How do you predict the performance of something that is composed of countless components interacting in complex ways, costs millions of dollars to build, and for which there is no 'second chance' to get it right?
Wesley Dunn, Co-op Student
Tomorrow is my last day of a work term at Energy Revolution Services and I would like to provide my perspective as a newcomer to the clean energy sector.
I started my career as a Petroleum Engineering Technologist and worked in that field for four years as a supervisor for an oil and gas services company. I gained a lot of valuable experience, along with many useful skills, but ultimately my passion was not in the oil and gas industry.
My passion was elsewhere, but how would I find it?
Our most successful clients are those that keep an open mind. They frequently receive pleasant surprises. But we also pride ourselves on steering clients away from projects that won't work. If a project simply isn't going to meet a client's goals, there is no benefit in sugar-coating the news.
The COVID-19 pandemic has seen disruption on a scale few of us have seen in our lifetime. This may prompt many to think about how to be more self-sufficient during future upheavals.
Using my own household, this article illustrates the challenges involved in energy self-sufficiency. But this could easily apply to businesses, buildings, or industrial sites.
It can be daunting to think how big a task sits ahead of us in making our energy system truly sustainable.
It’s only in the rear-view mirror that we see how far we’ve truly come, and the last decade has seen huge progress.

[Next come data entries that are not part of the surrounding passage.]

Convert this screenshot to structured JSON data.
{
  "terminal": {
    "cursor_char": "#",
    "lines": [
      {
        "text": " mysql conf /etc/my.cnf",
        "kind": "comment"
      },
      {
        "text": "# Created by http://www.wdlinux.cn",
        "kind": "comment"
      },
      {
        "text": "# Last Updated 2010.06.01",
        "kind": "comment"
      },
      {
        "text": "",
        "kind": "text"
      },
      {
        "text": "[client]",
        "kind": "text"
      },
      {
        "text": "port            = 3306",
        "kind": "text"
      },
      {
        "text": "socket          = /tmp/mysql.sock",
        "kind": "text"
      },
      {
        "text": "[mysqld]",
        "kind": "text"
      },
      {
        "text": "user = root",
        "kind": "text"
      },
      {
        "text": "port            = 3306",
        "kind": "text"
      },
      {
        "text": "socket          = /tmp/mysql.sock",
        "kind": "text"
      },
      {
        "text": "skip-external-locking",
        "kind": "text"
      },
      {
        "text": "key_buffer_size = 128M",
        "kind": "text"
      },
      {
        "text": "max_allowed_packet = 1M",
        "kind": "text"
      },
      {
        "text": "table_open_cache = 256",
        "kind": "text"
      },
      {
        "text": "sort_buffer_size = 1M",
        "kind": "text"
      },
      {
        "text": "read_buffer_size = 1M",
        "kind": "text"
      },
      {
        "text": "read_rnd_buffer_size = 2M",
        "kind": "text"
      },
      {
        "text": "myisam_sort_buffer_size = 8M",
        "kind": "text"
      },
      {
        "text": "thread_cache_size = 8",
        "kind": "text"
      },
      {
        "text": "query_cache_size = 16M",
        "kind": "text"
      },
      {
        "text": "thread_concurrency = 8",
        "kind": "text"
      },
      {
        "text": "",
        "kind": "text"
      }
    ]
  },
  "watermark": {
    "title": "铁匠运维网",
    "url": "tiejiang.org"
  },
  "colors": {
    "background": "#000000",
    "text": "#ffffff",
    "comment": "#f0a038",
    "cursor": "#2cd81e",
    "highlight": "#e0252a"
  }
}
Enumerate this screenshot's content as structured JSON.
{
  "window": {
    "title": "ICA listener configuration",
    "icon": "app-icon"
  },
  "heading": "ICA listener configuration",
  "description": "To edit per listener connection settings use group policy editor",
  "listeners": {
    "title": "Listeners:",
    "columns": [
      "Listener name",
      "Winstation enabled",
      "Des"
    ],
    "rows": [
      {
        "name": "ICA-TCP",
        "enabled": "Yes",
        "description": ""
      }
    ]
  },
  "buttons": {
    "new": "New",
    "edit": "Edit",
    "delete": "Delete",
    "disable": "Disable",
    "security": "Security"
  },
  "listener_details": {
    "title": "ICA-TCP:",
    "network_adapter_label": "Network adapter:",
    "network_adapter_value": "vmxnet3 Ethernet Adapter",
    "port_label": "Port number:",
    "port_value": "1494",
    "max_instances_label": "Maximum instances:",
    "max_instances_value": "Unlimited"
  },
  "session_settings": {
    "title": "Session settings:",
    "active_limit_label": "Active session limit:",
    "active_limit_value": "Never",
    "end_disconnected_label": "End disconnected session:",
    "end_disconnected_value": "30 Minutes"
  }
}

What do I see as some of the biggest breakthroughs of the last ten years?